Data provided =>

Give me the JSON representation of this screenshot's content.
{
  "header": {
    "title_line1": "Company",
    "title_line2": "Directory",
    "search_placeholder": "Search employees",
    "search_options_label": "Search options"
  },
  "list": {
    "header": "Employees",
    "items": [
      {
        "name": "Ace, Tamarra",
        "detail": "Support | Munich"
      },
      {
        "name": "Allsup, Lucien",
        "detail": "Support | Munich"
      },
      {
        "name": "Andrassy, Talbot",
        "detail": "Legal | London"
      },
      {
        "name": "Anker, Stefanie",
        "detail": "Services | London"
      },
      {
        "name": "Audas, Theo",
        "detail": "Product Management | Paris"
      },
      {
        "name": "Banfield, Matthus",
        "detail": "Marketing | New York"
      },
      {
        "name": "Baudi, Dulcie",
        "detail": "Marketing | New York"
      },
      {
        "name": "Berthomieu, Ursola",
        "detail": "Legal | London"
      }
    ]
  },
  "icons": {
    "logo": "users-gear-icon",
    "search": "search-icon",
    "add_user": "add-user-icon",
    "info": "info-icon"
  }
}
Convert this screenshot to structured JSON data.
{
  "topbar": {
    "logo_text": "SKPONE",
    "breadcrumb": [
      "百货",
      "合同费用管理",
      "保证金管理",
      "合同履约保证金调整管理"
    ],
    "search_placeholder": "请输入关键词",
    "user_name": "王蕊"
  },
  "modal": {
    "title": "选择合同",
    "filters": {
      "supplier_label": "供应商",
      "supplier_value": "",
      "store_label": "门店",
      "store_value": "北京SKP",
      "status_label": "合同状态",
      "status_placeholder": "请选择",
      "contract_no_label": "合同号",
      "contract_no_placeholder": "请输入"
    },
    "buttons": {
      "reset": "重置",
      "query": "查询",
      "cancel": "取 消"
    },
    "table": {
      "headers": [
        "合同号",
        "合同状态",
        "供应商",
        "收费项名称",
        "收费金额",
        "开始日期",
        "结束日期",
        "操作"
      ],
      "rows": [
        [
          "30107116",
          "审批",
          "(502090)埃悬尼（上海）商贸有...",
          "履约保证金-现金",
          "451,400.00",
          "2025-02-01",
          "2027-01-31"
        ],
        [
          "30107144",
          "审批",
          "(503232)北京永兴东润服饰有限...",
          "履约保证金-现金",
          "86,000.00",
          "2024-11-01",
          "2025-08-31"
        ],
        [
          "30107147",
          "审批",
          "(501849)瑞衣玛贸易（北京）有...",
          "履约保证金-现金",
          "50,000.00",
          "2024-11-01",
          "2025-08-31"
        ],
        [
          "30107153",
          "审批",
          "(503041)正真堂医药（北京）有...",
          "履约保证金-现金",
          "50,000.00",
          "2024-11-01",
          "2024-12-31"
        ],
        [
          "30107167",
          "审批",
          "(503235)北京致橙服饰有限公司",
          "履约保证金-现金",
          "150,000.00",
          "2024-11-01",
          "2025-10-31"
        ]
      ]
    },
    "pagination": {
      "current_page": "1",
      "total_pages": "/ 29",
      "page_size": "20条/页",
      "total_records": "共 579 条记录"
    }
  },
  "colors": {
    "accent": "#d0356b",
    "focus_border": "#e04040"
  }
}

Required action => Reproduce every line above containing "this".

Answer area =>
Give me the JSON representation of this screenshot's content.
Convert this screenshot to structured JSON data.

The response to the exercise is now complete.